● **INSTRUCTIONS TO FOLLOW**: Using the records below, find every line that includes "DataFlow" and copy it.

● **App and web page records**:
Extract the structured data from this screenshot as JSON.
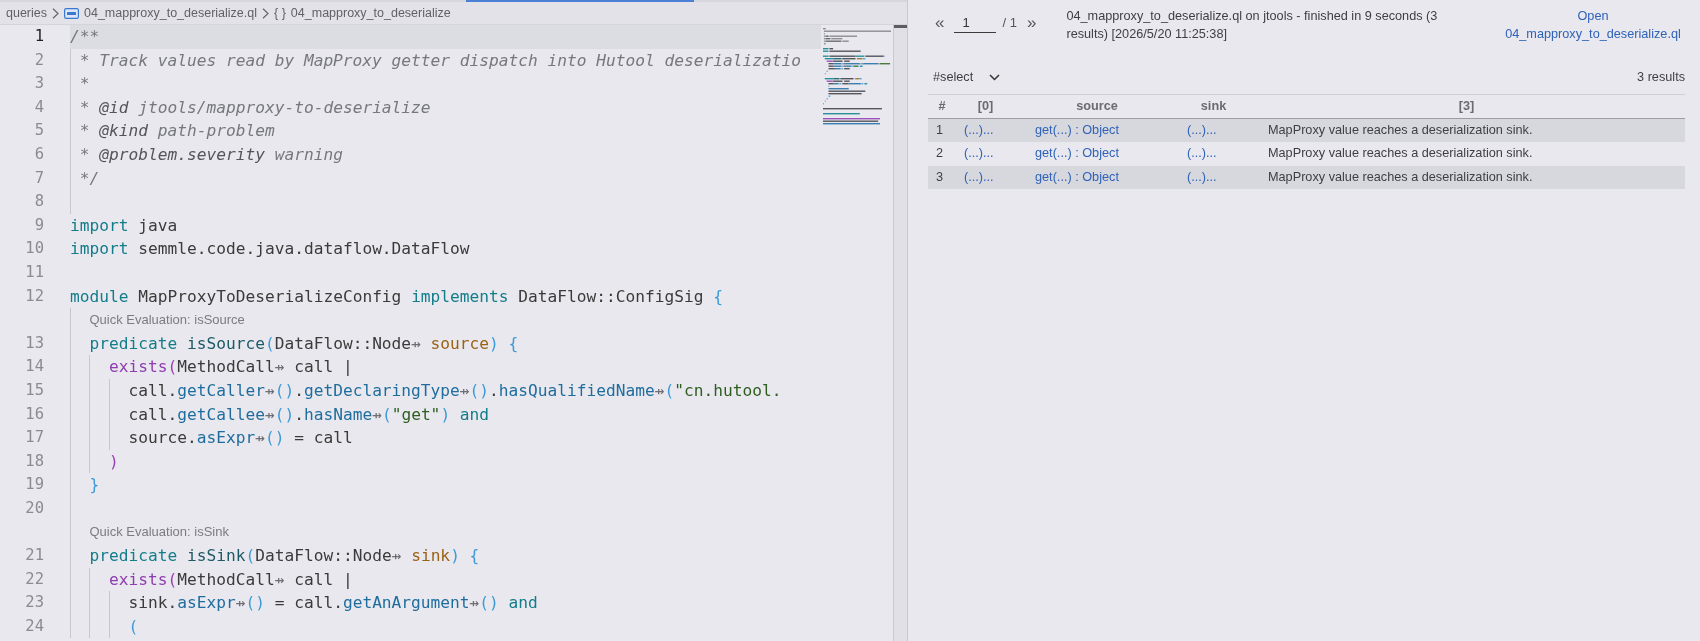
{
  "breadcrumbs": [
    {
      "kind": "folder",
      "label": "queries"
    },
    {
      "kind": "file",
      "label": "04_mapproxy_to_deserialize.ql"
    },
    {
      "kind": "symbol",
      "glyph": "{ }",
      "label": "04_mapproxy_to_deserialize"
    }
  ],
  "editor": {
    "lines": [
      {
        "kind": "code",
        "number": "1",
        "current": true,
        "tokens": [
          {
            "kind": "comment",
            "text": "/**"
          }
        ]
      },
      {
        "kind": "code",
        "number": "2",
        "current": false,
        "tokens": [
          {
            "kind": "comment",
            "text": " * Track values read by MapProxy getter dispatch into Hutool deserializatio"
          }
        ]
      },
      {
        "kind": "code",
        "number": "3",
        "current": false,
        "tokens": [
          {
            "kind": "comment",
            "text": " *"
          }
        ]
      },
      {
        "kind": "code",
        "number": "4",
        "current": false,
        "tokens": [
          {
            "kind": "comment",
            "text": " * "
          },
          {
            "kind": "doctag",
            "text": "@id"
          },
          {
            "kind": "comment",
            "text": " jtools/mapproxy-to-deserialize"
          }
        ]
      },
      {
        "kind": "code",
        "number": "5",
        "current": false,
        "tokens": [
          {
            "kind": "comment",
            "text": " * "
          },
          {
            "kind": "doctag",
            "text": "@kind"
          },
          {
            "kind": "comment",
            "text": " path-problem"
          }
        ]
      },
      {
        "kind": "code",
        "number": "6",
        "current": false,
        "tokens": [
          {
            "kind": "comment",
            "text": " * "
          },
          {
            "kind": "doctag",
            "text": "@problem.severity"
          },
          {
            "kind": "comment",
            "text": " warning"
          }
        ]
      },
      {
        "kind": "code",
        "number": "7",
        "current": false,
        "tokens": [
          {
            "kind": "comment",
            "text": " */"
          }
        ]
      },
      {
        "kind": "code",
        "number": "8",
        "current": false
      },
      {
        "kind": "code",
        "number": "9",
        "current": false,
        "tokens": [
          {
            "kind": "keyword",
            "text": "import"
          },
          {
            "kind": "plain",
            "text": " java"
          }
        ]
      },
      {
        "kind": "code",
        "number": "10",
        "current": false,
        "tokens": [
          {
            "kind": "keyword",
            "text": "import"
          },
          {
            "kind": "plain",
            "text": " semmle.code.java.dataflow.DataFlow"
          }
        ]
      },
      {
        "kind": "code",
        "number": "11",
        "current": false
      },
      {
        "kind": "code",
        "number": "12",
        "current": false,
        "tokens": [
          {
            "kind": "keyword",
            "text": "module"
          },
          {
            "kind": "plain",
            "text": " MapProxyToDeserializeConfig "
          },
          {
            "kind": "keyword",
            "text": "implements"
          },
          {
            "kind": "plain",
            "text": " DataFlow::ConfigSig "
          },
          {
            "kind": "bracket",
            "text": "{"
          }
        ]
      },
      {
        "kind": "codelens",
        "current": false,
        "text": "Quick Evaluation: isSource"
      },
      {
        "kind": "code",
        "number": "13",
        "current": false,
        "tokens": [
          {
            "kind": "keyword",
            "text": "  predicate "
          },
          {
            "kind": "definition",
            "text": "isSource"
          },
          {
            "kind": "bracket",
            "text": "("
          },
          {
            "kind": "plain",
            "text": "DataFlow::Node"
          },
          {
            "kind": "hint",
            "text": "⇸"
          },
          {
            "kind": "param",
            "text": " source"
          },
          {
            "kind": "bracket",
            "text": ") {"
          }
        ]
      },
      {
        "kind": "code",
        "number": "14",
        "current": false,
        "tokens": [
          {
            "kind": "builtin",
            "text": "    exists"
          },
          {
            "kind": "bracket2",
            "text": "("
          },
          {
            "kind": "plain",
            "text": "MethodCall"
          },
          {
            "kind": "hint",
            "text": "⇸"
          },
          {
            "kind": "plain",
            "text": " call |"
          }
        ]
      },
      {
        "kind": "code",
        "number": "15",
        "current": false,
        "tokens": [
          {
            "kind": "plain",
            "text": "      call."
          },
          {
            "kind": "method",
            "text": "getCaller"
          },
          {
            "kind": "hint",
            "text": "⇸"
          },
          {
            "kind": "bracket",
            "text": "()"
          },
          {
            "kind": "plain",
            "text": "."
          },
          {
            "kind": "method",
            "text": "getDeclaringType"
          },
          {
            "kind": "hint",
            "text": "⇸"
          },
          {
            "kind": "bracket",
            "text": "()"
          },
          {
            "kind": "plain",
            "text": "."
          },
          {
            "kind": "method",
            "text": "hasQualifiedName"
          },
          {
            "kind": "hint",
            "text": "⇸"
          },
          {
            "kind": "bracket",
            "text": "("
          },
          {
            "kind": "string",
            "text": "\"cn.hutool."
          }
        ]
      },
      {
        "kind": "code",
        "number": "16",
        "current": false,
        "tokens": [
          {
            "kind": "plain",
            "text": "      call."
          },
          {
            "kind": "method",
            "text": "getCallee"
          },
          {
            "kind": "hint",
            "text": "⇸"
          },
          {
            "kind": "bracket",
            "text": "()"
          },
          {
            "kind": "plain",
            "text": "."
          },
          {
            "kind": "method",
            "text": "hasName"
          },
          {
            "kind": "hint",
            "text": "⇸"
          },
          {
            "kind": "bracket",
            "text": "("
          },
          {
            "kind": "string",
            "text": "\"get\""
          },
          {
            "kind": "bracket",
            "text": ")"
          },
          {
            "kind": "keyword",
            "text": " and"
          }
        ]
      },
      {
        "kind": "code",
        "number": "17",
        "current": false,
        "tokens": [
          {
            "kind": "plain",
            "text": "      source."
          },
          {
            "kind": "method",
            "text": "asExpr"
          },
          {
            "kind": "hint",
            "text": "⇸"
          },
          {
            "kind": "bracket",
            "text": "()"
          },
          {
            "kind": "plain",
            "text": " = call"
          }
        ]
      },
      {
        "kind": "code",
        "number": "18",
        "current": false,
        "tokens": [
          {
            "kind": "bracket2",
            "text": "    )"
          }
        ]
      },
      {
        "kind": "code",
        "number": "19",
        "current": false,
        "tokens": [
          {
            "kind": "bracket",
            "text": "  }"
          }
        ]
      },
      {
        "kind": "code",
        "number": "20",
        "current": false
      },
      {
        "kind": "codelens",
        "current": false,
        "text": "Quick Evaluation: isSink"
      },
      {
        "kind": "code",
        "number": "21",
        "current": false,
        "tokens": [
          {
            "kind": "keyword",
            "text": "  predicate "
          },
          {
            "kind": "definition",
            "text": "isSink"
          },
          {
            "kind": "bracket",
            "text": "("
          },
          {
            "kind": "plain",
            "text": "DataFlow::Node"
          },
          {
            "kind": "hint",
            "text": "⇸"
          },
          {
            "kind": "param",
            "text": " sink"
          },
          {
            "kind": "bracket",
            "text": ") {"
          }
        ]
      },
      {
        "kind": "code",
        "number": "22",
        "current": false,
        "tokens": [
          {
            "kind": "builtin",
            "text": "    exists"
          },
          {
            "kind": "bracket2",
            "text": "("
          },
          {
            "kind": "plain",
            "text": "MethodCall"
          },
          {
            "kind": "hint",
            "text": "⇸"
          },
          {
            "kind": "plain",
            "text": " call |"
          }
        ]
      },
      {
        "kind": "code",
        "number": "23",
        "current": false,
        "tokens": [
          {
            "kind": "plain",
            "text": "      sink."
          },
          {
            "kind": "method",
            "text": "asExpr"
          },
          {
            "kind": "hint",
            "text": "⇸"
          },
          {
            "kind": "bracket",
            "text": "()"
          },
          {
            "kind": "plain",
            "text": " = call."
          },
          {
            "kind": "method",
            "text": "getAnArgument"
          },
          {
            "kind": "hint",
            "text": "⇸"
          },
          {
            "kind": "bracket",
            "text": "()"
          },
          {
            "kind": "keyword",
            "text": " and"
          }
        ]
      },
      {
        "kind": "code",
        "number": "24",
        "current": false,
        "tokens": [
          {
            "kind": "bracket",
            "text": "      ("
          }
        ]
      }
    ]
  },
  "results": {
    "pager": {
      "previous": "«",
      "page": "1",
      "total": "/ 1",
      "next": "»"
    },
    "title": "04_mapproxy_to_deserialize.ql on jtools - finished in 9 seconds (3 results) [2026/5/20 11:25:38]",
    "open_link": "Open 04_mapproxy_to_deserialize.ql",
    "result_set": "#select",
    "count": "3 results",
    "table": {
      "columns": [
        {
          "label": "#",
          "kind": "index"
        },
        {
          "label": "[0]",
          "kind": "link"
        },
        {
          "label": "source",
          "kind": "link"
        },
        {
          "label": "sink",
          "kind": "link"
        },
        {
          "label": "[3]",
          "kind": "text"
        }
      ],
      "rows": [
        [
          "1",
          "(...)...",
          "get(...) : Object",
          "(...)...",
          "MapProxy value reaches a deserialization sink."
        ],
        [
          "2",
          "(...)...",
          "get(...) : Object",
          "(...)...",
          "MapProxy value reaches a deserialization sink."
        ],
        [
          "3",
          "(...)...",
          "get(...) : Object",
          "(...)...",
          "MapProxy value reaches a deserialization sink."
        ]
      ]
    }
  }
}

● **THE COMPLETED TASK**:
            "text": " semmle.code.java.dataflow.DataFlow"
            "text": " DataFlow::ConfigSig "
            "text": "DataFlow::Node"
            "text": "DataFlow::Node"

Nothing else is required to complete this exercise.